Which Gas is Used in Electric Bulb?


Have you ever wondered what makes an electric bulb produce that warm, comforting glow? Well, one of the key elements responsible for this phenomenon is gas. Yes, gas plays a crucial role in the functioning of electric bulbs, and in this article, we will explore the different gases used in electric bulbs and their significance. So, let’s dive in and shed some light on this illuminating topic!

Different types of electric bulbs
Different types of electric bulbs

Understanding Electric Bulbs

Before we delve into the world of gases, let’s first understand what electric bulbs are. Electric bulbs, also known as light bulbs, are devices that produce light through the process of electrical illumination. They have been a crucial invention that revolutionized the way we illuminate our surroundings.
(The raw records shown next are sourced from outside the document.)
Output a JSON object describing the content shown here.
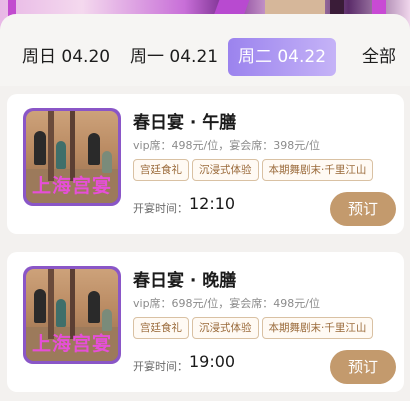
{
  "tabs": [
    {
      "label": "周日 04.20",
      "active": false
    },
    {
      "label": "周一 04.21",
      "active": false
    },
    {
      "label": "周二 04.22",
      "active": true
    },
    {
      "label": "全部",
      "active": false
    }
  ],
  "colors": {
    "active_tab_start": "#9b83ee",
    "active_tab_end": "#c5b3f7",
    "book_button": "#c39a6d",
    "tag_text": "#9a6a3a",
    "logo_text": "#e64fd8"
  },
  "events": [
    {
      "title": "春日宴 · 午膳",
      "thumb_text": "上海宫宴",
      "price": "vip席：498元/位，宴会席：398元/位",
      "tags": [
        "宫廷食礼",
        "沉浸式体验",
        "本期舞剧末·千里江山"
      ],
      "time_label": "开宴时间：",
      "time": "12:10",
      "book_label": "预订"
    },
    {
      "title": "春日宴 · 晚膳",
      "thumb_text": "上海宫宴",
      "price": "vip席：698元/位，宴会席：498元/位",
      "tags": [
        "宫廷食礼",
        "沉浸式体验",
        "本期舞剧末·千里江山"
      ],
      "time_label": "开宴时间：",
      "time": "19:00",
      "book_label": "预订"
    }
  ]
}
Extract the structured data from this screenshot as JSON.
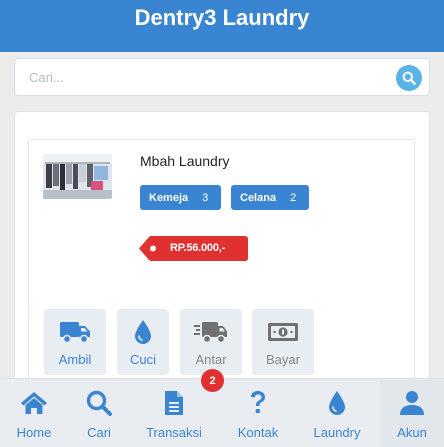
{
  "app": {
    "title": "Dentry3 Laundry"
  },
  "search": {
    "placeholder": "Cari..."
  },
  "order": {
    "customer_name": "Mbah Laundry",
    "items": [
      {
        "label": "Kemeja",
        "count": "3"
      },
      {
        "label": "Celana",
        "count": "2"
      }
    ],
    "price": "RP.56.000,-"
  },
  "actions": [
    {
      "label": "Ambil",
      "icon": "truck-icon",
      "color": "#3a85d1"
    },
    {
      "label": "Cuci",
      "icon": "drop-icon",
      "color": "#3a85d1"
    },
    {
      "label": "Antar",
      "icon": "fast-truck-icon",
      "color": "#888888"
    },
    {
      "label": "Bayar",
      "icon": "money-icon",
      "color": "#888888"
    }
  ],
  "badge": {
    "count": "2"
  },
  "nav": [
    {
      "label": "Home",
      "icon": "home-icon"
    },
    {
      "label": "Cari",
      "icon": "search-icon"
    },
    {
      "label": "Transaksi",
      "icon": "document-icon"
    },
    {
      "label": "Kontak",
      "icon": "question-icon"
    },
    {
      "label": "Laundry",
      "icon": "drop-icon"
    },
    {
      "label": "Akun",
      "icon": "user-icon"
    }
  ],
  "colors": {
    "primary": "#3a85d1",
    "danger": "#e03131",
    "muted": "#888888"
  }
}
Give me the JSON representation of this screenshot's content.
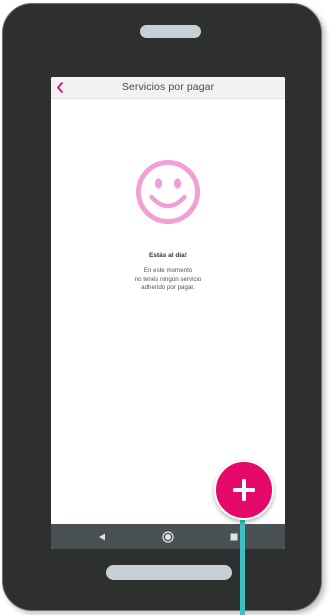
{
  "colors": {
    "accent": "#e5096a",
    "smiley": "#f0a0d4",
    "connector": "#3ec1c4",
    "device": "#2e2f2f",
    "navbar": "#4a5154"
  },
  "appbar": {
    "back_icon": "chevron-left-icon",
    "title": "Servicios por pagar"
  },
  "empty_state": {
    "icon": "smiley-icon",
    "title": "Estás al día!",
    "body_lines": [
      "En este momento",
      "no tenés ningún servicio",
      "adherido por pagar."
    ]
  },
  "navbar": {
    "buttons": [
      "back-triangle-icon",
      "home-circle-icon",
      "recents-square-icon"
    ]
  },
  "fab": {
    "icon": "plus-icon"
  }
}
The history of electric bulbs dates back to the 19th century when inventors like Thomas Edison and Joseph Swan dedicated their efforts to create a practical and efficient lighting solution. Over the years, electric bulbs have evolved, becoming more energy-efficient and versatile.

Close-up of an electric bulb
Close-up of an electric bulb’s components

Components of an Electric Bulb

To comprehend the role of gas in electric bulbs, it’s important to familiarize ourselves with their components. An electric bulb consists of several essential parts working in harmony to produce light:

1. Filament

The filament is the heart of an incandescent bulb. It is a thin wire made of tungsten that emits light when heated by an electric current. The filament’s resistance to electrical flow generates heat, causing it to glow and produce light.

2. Glass Envelope

The glass envelope encloses the filament and other components of the bulb, protecting them from external factors. It also helps to maintain the vacuum or gas-filled environment inside the bulb.

3. Base

The base of the bulb serves as a connection point to the electrical supply. It allows the bulb to be easily screwed into a socket, completing the circuit and providing power to the filament.

4. Gas Filling

Apart from the filament, the gas filling is a vital component of certain types of electric bulbs. The type of gas used and its composition greatly affects the bulb’s performance and characteristics.

Role of Gas in Electric Bulbs

Now that we understand the basic components of an electric bulb, let’s explore the significance of gas within them. The presence of gas inside a bulb serves various important purposes, including:

  • Preventing Filament Oxidation: In incandescent bulbs, the filament is extremely hot, reaching temperatures of up to 4,500 degrees Fahrenheit (2,500 degrees Celsius). Without a gas-filled environment, the filament would rapidly oxidize and burn out. The presence of gas helps to prevent this oxidation and prolong the filament’s lifespan.

  • Enhancing Heat Transfer: Gas-filled bulbs improve the transfer of heat away from the filament. This efficient heat dissipation helps to maintain a stable operating temperature, preventing overheating and ensuring optimal performance.

  • Color Temperature Control: The type of gas used in a bulb can influence its color temperature. Different gases produce varying shades of light, allowing manufacturers to create bulbs that emit warm or cool light to suit different environments and preferences.

Which Gas is Used in Electric Bulbs?

Now, let’s focus on the main question at hand: which gas is used in electric bulbs? The answer depends on the type of bulb we’re referring to. Let’s explore the different gases used in various types of electric bulbs:

1. Incandescent Bulbs

Incandescent bulbs, known for their warm and familiar glow, traditionally used a combination of argon and nitrogen gases. Argon helps to reduce the evaporation rate of the filament, prolonging its lifespan. Nitrogen, on the other hand, prevents the filament from oxidizing, ensuring it remains intact for a longer duration.

In recent years, advancements in technology have led to the emergence of halogen incandescent bulbs. These bulbs incorporate halogen gases, such as bromine or iodine, which allow for higher filament temperatures and increased efficiency.

2. Halogen Bulbs

Halogen bulbs, a more advanced version of incandescent bulbs, primarily use halogen gases. These gases actively participate in a regenerative cycle that helps to prevent the blackening of the bulb’s envelope and prolongs the filament’s life. The most commonly used halogens include bromine and iodine.

3. LED Bulbs

While incandescent and halogen bulbs rely on gases to enhance their performance, LED (Light Emitting Diode) bulbs operate differently. LED bulbs generate light through the movement of electrons in a semiconductor material. As a result, they do not require a specific gas filling to function.


In conclusion, the presence of gas in electric bulbs plays a vital role in their performance and lifespan. Different gases are used in various types of bulbs to prevent filament oxidation, enhance heat transfer, and control color temperature. Incandescent bulbs traditionally utilize argon and nitrogen gases, while halogen bulbs rely on bromine or iodine. On the other hand, LED bulbs operate without the need for a specific gas filling.

Next time you switch on a light bulb, take a moment to appreciate the intricate chemistry and engineering that goes into producing that warm and cozy glow. Whether it’s the traditional incandescent bulb or the energy-efficient LED, gases have a significant impact on the illumination we rely on every day.